Repo! The Genetic Opera: Part 2: Cast Contributions

So who else took the online Jeopardy test? I did it last night (was not going to skip a class on Margaret Atwood for a ten minute game show testplication) and wound up skipping 10 of 50 questions. Though I'm confident of the answers I did put down (and mad that a few of those skips were because the author of a book escaped me until the last second), methinks I won't be receiving any call for an interview. The final night of testing is tonight for the West Coast crowd at 8pm Pacific. Repo! The Genetic Opera: Part 2: Cast Contributions Repo! The Genetic Opera is a rather strange film. A not too distant future is rife with massive organ failures, leading to the rise of GeneCo's unscrupulous lending contracts; fail to pay up and they will collect what they gave you. And it's a musical. So what kind of cast can you possibly pull together for a low budget horror musical about organ harvesting? A very strange one, but not for the reasons you would think. You would expect an actor like Bill Moseley to be drawn to this sort of project. This is a man who has made a career out of appearing in bizarre horror films and standing out, for better or worse. Moseley has talent for this sort of material, but he needs the right director to bring out the best. Right now, he is probably best known for his collaborations with Rob Zombie as the sadistic backwoods maniac Otis Driftwood from House of 1000 Corpses and The Devil's Rejects. Appropriately creepy, Moseley provided a perfectly twisted backbone to the hyperactivity of House of 1000 Corpses and barren surroundings of The Devil's Rejects. He brings this sadistic streak with him for a vicious character in Repo!, though the results aren't as effective. His physical business when not singing is far stronger than his vocal abilities, though that is part of the role; why should ungrateful, uncouth, worthless grown children clearly incapable of running the family business be masterful singers in a musical? Another unsurprising choice was Paris Hilton. Vitriol or not, Paris's more popular film work has been in mediocre horror films Nine Lives and House of Wax (2005). This is partly because the films were marketed to show she died horribly violent deaths.

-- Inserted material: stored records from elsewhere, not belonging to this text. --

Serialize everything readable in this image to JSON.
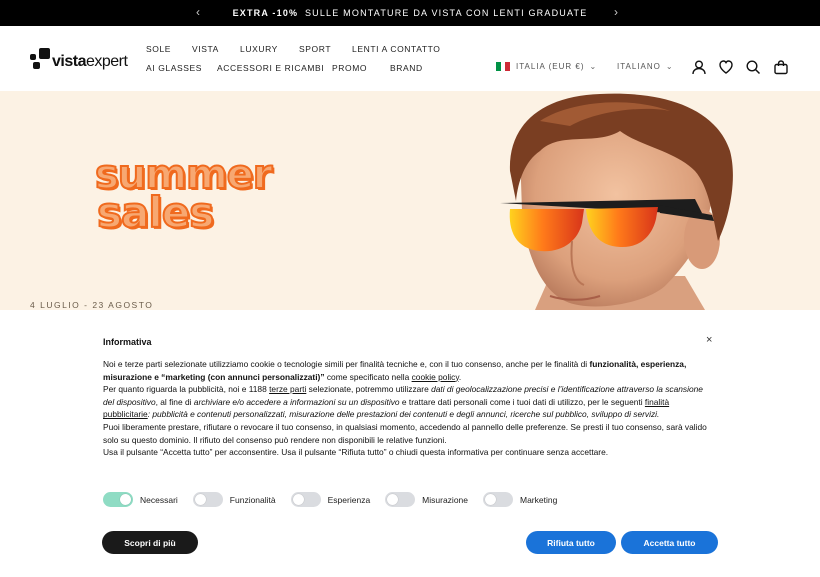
{
  "announcement": {
    "bold": "EXTRA -10%",
    "text": "SULLE MONTATURE DA VISTA CON LENTI GRADUATE",
    "prev_icon": "chevron-left-icon",
    "next_icon": "chevron-right-icon"
  },
  "header": {
    "logo_bold": "vista",
    "logo_light": "expert",
    "nav_row1": [
      "SOLE",
      "VISTA",
      "LUXURY",
      "SPORT",
      "LENTI A CONTATTO"
    ],
    "nav_row2": [
      "AI GLASSES",
      "ACCESSORI E RICAMBI",
      "PROMO",
      "BRAND"
    ],
    "country": "ITALIA (EUR €)",
    "language": "ITALIANO",
    "icons": [
      "account-icon",
      "heart-icon",
      "search-icon",
      "bag-icon"
    ],
    "flag_colors": [
      "#009246",
      "#ffffff",
      "#ce2b37"
    ]
  },
  "hero": {
    "title_line1": "summer",
    "title_line2": "sales",
    "dates": "4 LUGLIO - 23 AGOSTO"
  },
  "cookie": {
    "title": "Informativa",
    "close": "×",
    "p1_a": "Noi e terze parti selezionate utilizziamo cookie o tecnologie simili per finalità tecniche e, con il tuo consenso, anche per le finalità di ",
    "p1_b": "funzionalità, esperienza, misurazione e “marketing (con annunci personalizzati)”",
    "p1_c": " come specificato nella ",
    "p1_link": "cookie policy",
    "p1_d": ".",
    "p2_a": "Per quanto riguarda la pubblicità, noi e 1188 ",
    "p2_link1": "terze parti",
    "p2_b": " selezionate, potremmo utilizzare ",
    "p2_i1": "dati di geolocalizzazione precisi e l’identificazione attraverso la scansione del dispositivo",
    "p2_c": ", al fine di ",
    "p2_i2": "archiviare e/o accedere a informazioni su un dispositivo",
    "p2_d": " e trattare dati personali come i tuoi dati di utilizzo, per le seguenti ",
    "p2_link2": "finalità pubblicitarie",
    "p2_i3": ": pubblicità e contenuti personalizzati, misurazione delle prestazioni dei contenuti e degli annunci, ricerche sul pubblico, sviluppo di servizi.",
    "p3": "Puoi liberamente prestare, rifiutare o revocare il tuo consenso, in qualsiasi momento, accedendo al pannello delle preferenze. Se presti il tuo consenso, sarà valido solo su questo dominio. Il rifiuto del consenso può rendere non disponibili le relative funzioni.",
    "p4": "Usa il pulsante “Accetta tutto” per acconsentire. Usa il pulsante “Rifiuta tutto” o chiudi questa informativa per continuare senza accettare.",
    "toggles": [
      {
        "label": "Necessari",
        "on": true
      },
      {
        "label": "Funzionalità",
        "on": false
      },
      {
        "label": "Esperienza",
        "on": false
      },
      {
        "label": "Misurazione",
        "on": false
      },
      {
        "label": "Marketing",
        "on": false
      }
    ],
    "btn_more": "Scopri di più",
    "btn_reject": "Rifiuta tutto",
    "btn_accept": "Accetta tutto",
    "accent": "#1a73d9"
  }
}
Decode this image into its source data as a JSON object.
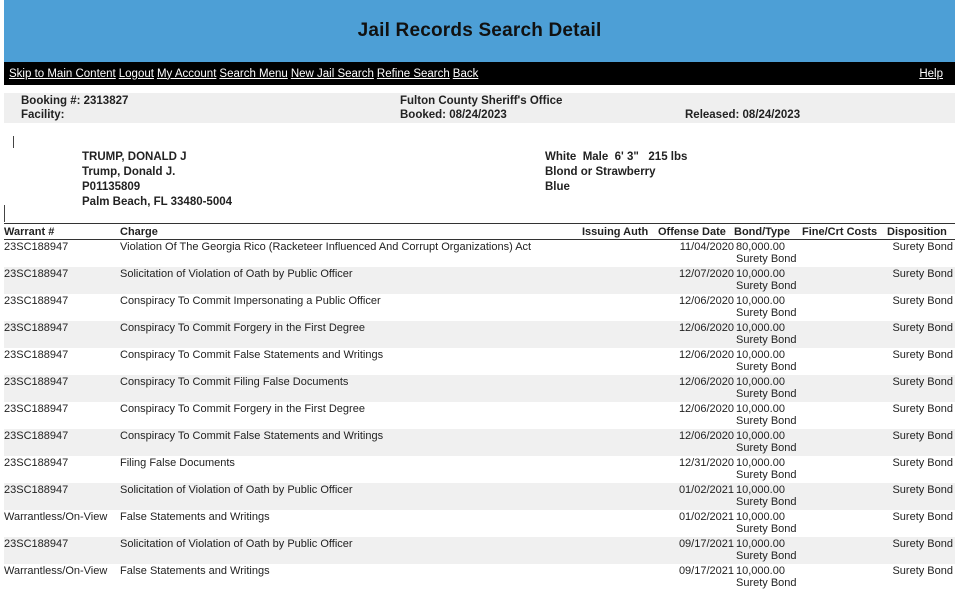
{
  "header": {
    "title": "Jail Records Search Detail"
  },
  "nav": {
    "links": [
      "Skip to Main Content",
      "Logout",
      "My Account",
      "Search Menu",
      "New Jail Search",
      "Refine Search",
      "Back"
    ],
    "help": "Help"
  },
  "booking": {
    "booking_number": "Booking #: 2313827",
    "facility": "Facility:",
    "agency": "Fulton County Sheriff's Office",
    "booked": "Booked: 08/24/2023",
    "released": "Released: 08/24/2023"
  },
  "person": {
    "name_upper": "TRUMP, DONALD J",
    "name": "Trump, Donald J.",
    "id": "P01135809",
    "city": "Palm Beach, FL 33480-5004",
    "race_sex_height_weight": "White  Male  6' 3\"   215 lbs",
    "hair": "Blond or Strawberry",
    "eyes": "Blue"
  },
  "table": {
    "columns": [
      "Warrant #",
      "Charge",
      "Issuing Auth",
      "Offense Date",
      "Bond/Type",
      "Fine/Crt Costs",
      "Disposition"
    ],
    "rows": [
      {
        "warrant": "23SC188947",
        "charge": "Violation Of The Georgia Rico (Racketeer Influenced And Corrupt Organizations) Act",
        "date": "11/04/2020",
        "bond": "80,000.00",
        "bond_type": "Surety Bond",
        "disposition": "Surety Bond"
      },
      {
        "warrant": "23SC188947",
        "charge": "Solicitation of Violation of Oath by Public Officer",
        "date": "12/07/2020",
        "bond": "10,000.00",
        "bond_type": "Surety Bond",
        "disposition": "Surety Bond"
      },
      {
        "warrant": "23SC188947",
        "charge": "Conspiracy To Commit Impersonating a Public Officer",
        "date": "12/06/2020",
        "bond": "10,000.00",
        "bond_type": "Surety Bond",
        "disposition": "Surety Bond"
      },
      {
        "warrant": "23SC188947",
        "charge": "Conspiracy To Commit Forgery in the First Degree",
        "date": "12/06/2020",
        "bond": "10,000.00",
        "bond_type": "Surety Bond",
        "disposition": "Surety Bond"
      },
      {
        "warrant": "23SC188947",
        "charge": "Conspiracy To Commit False Statements and Writings",
        "date": "12/06/2020",
        "bond": "10,000.00",
        "bond_type": "Surety Bond",
        "disposition": "Surety Bond"
      },
      {
        "warrant": "23SC188947",
        "charge": "Conspiracy To Commit Filing False Documents",
        "date": "12/06/2020",
        "bond": "10,000.00",
        "bond_type": "Surety Bond",
        "disposition": "Surety Bond"
      },
      {
        "warrant": "23SC188947",
        "charge": "Conspiracy To Commit Forgery in the First Degree",
        "date": "12/06/2020",
        "bond": "10,000.00",
        "bond_type": "Surety Bond",
        "disposition": "Surety Bond"
      },
      {
        "warrant": "23SC188947",
        "charge": "Conspiracy To Commit False Statements and Writings",
        "date": "12/06/2020",
        "bond": "10,000.00",
        "bond_type": "Surety Bond",
        "disposition": "Surety Bond"
      },
      {
        "warrant": "23SC188947",
        "charge": "Filing False Documents",
        "date": "12/31/2020",
        "bond": "10,000.00",
        "bond_type": "Surety Bond",
        "disposition": "Surety Bond"
      },
      {
        "warrant": "23SC188947",
        "charge": "Solicitation of Violation of Oath by Public Officer",
        "date": "01/02/2021",
        "bond": "10,000.00",
        "bond_type": "Surety Bond",
        "disposition": "Surety Bond"
      },
      {
        "warrant": "Warrantless/On-View",
        "charge": "False Statements and Writings",
        "date": "01/02/2021",
        "bond": "10,000.00",
        "bond_type": "Surety Bond",
        "disposition": "Surety Bond"
      },
      {
        "warrant": "23SC188947",
        "charge": "Solicitation of Violation of Oath by Public Officer",
        "date": "09/17/2021",
        "bond": "10,000.00",
        "bond_type": "Surety Bond",
        "disposition": "Surety Bond"
      },
      {
        "warrant": "Warrantless/On-View",
        "charge": "False Statements and Writings",
        "date": "09/17/2021",
        "bond": "10,000.00",
        "bond_type": "Surety Bond",
        "disposition": "Surety Bond"
      }
    ]
  }
}
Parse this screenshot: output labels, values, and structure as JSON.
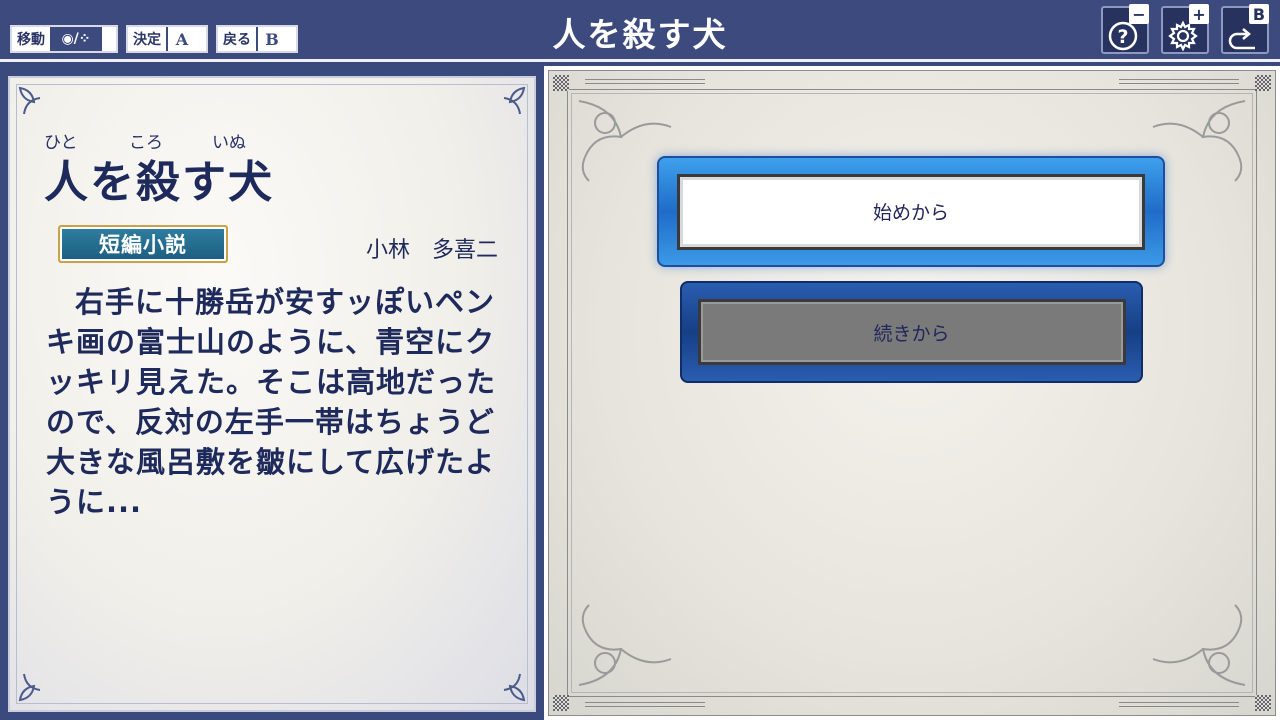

This Razzie nominated performance is probably only Razzie nominated because she is Paris Hilton (the same way Lohan's competent work in the mediocre I Know Who Killed Me won her Razzie gold for being Lohan). She's perfectly competent in every way as Amber Sweet, especially since this grown child is completely self-absorbed and believes her vocal prowess is far greater than it actually is. Plus, more horrific circumstances are tossed at her than in those other two horror entries combined. She gets the second best effects sequence for a major character in the film. Beyond these two, some of the choices seem puzzling at first. The third grown child is played by Nivek Ogre, who is the lead singer of a band called Sick Puppy. This casting choice works out well partly by virtue of the character: he participates in a form of elective surgery where the entire face can be removed and replaced by another using large hooks installed in the head. It's as disturbing as it sounds, and means all Ogre has to do is sing beautifully; he does. So who else is important to the film? Let's see. We have a Spy Kid, Giles, Gino Barberini, the composer/writer of the film, and Sarah Brightman. Brightman and Paul Sorvino are up to the task vocally in the film. Clean, operatic performances abound when they open their mouths, lending a sense of authenticity to the proceedings. Anthony Head does his best to balance out a tricky dual role, though at times his voice seems to lack the variety to pull it off. The biggest surprise is Alexa Vega. Her singing is fine for the role, though her nuanced work as a teenager struggling to break free by any means possible brings back memories of Evan Rachel Wood's breakout role in Thirteen. The strange balancing act of Repo! The Genetic Opera is how many vocal pairings there are throughout the film. Brightman and Sorvino; Vega and Head; Vega and Zdunich; Vega and Brightman; Brightman and Head; Hilton, Vega, and Zdunich; Hilton, Moseley, and Ogre; Moseley and Ogre; Vega and Sorvino; Head and Sorvino. Then there are the implied pairings, such as Hilton and Brightman or Vega and Hilton/Moseley/Ogre. Combine that with the need for various styles of performance, from opera to prog rock, and you begin to realize how tricky casting this film had to be. The end result is certainly worth the struggle, as even in its weaker moments, it would be hard to imagine a different casting combination for the film.

Labels: alexa vega, anthony head, bill moseley, nivek ogre, paris hilton, paul sorvino, Repo The Genetic Opera, sarah brightman